[Source data — start]

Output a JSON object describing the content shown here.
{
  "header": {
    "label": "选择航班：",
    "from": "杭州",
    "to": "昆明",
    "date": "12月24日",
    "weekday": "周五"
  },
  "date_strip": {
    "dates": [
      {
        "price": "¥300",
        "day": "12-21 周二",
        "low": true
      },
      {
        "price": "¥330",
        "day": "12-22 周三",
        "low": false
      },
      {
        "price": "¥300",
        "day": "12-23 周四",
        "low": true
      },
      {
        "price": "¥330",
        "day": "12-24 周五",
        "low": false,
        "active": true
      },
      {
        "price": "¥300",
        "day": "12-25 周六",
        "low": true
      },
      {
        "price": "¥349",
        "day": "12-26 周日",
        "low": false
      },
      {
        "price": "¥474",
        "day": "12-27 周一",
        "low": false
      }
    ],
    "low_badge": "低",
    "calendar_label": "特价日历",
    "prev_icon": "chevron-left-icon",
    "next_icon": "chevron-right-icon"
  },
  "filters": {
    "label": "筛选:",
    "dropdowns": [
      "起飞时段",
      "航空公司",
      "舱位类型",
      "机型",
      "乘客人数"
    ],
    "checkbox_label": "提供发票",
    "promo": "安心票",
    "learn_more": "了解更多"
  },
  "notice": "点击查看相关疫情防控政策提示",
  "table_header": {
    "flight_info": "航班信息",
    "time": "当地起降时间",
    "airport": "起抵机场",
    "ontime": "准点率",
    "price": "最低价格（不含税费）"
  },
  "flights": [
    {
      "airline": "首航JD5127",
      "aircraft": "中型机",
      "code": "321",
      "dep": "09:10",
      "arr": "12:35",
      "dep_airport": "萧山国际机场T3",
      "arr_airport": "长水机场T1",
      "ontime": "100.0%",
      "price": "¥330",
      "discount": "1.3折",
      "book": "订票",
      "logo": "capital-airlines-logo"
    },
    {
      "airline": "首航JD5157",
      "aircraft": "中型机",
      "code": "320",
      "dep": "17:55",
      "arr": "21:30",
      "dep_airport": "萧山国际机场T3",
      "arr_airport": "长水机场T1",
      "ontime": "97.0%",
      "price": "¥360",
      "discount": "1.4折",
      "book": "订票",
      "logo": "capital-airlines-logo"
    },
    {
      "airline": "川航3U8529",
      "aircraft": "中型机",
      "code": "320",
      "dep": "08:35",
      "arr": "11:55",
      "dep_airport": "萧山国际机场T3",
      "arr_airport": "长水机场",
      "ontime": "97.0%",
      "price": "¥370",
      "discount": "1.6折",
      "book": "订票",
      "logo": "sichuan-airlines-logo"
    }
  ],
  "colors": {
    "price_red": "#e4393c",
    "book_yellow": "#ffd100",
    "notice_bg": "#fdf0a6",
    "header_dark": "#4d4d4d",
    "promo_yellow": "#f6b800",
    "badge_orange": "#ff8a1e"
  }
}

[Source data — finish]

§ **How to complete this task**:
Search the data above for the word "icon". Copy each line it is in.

§ **Worked solution**:
    "prev_icon": "chevron-left-icon",
    "next_icon": "chevron-right-icon"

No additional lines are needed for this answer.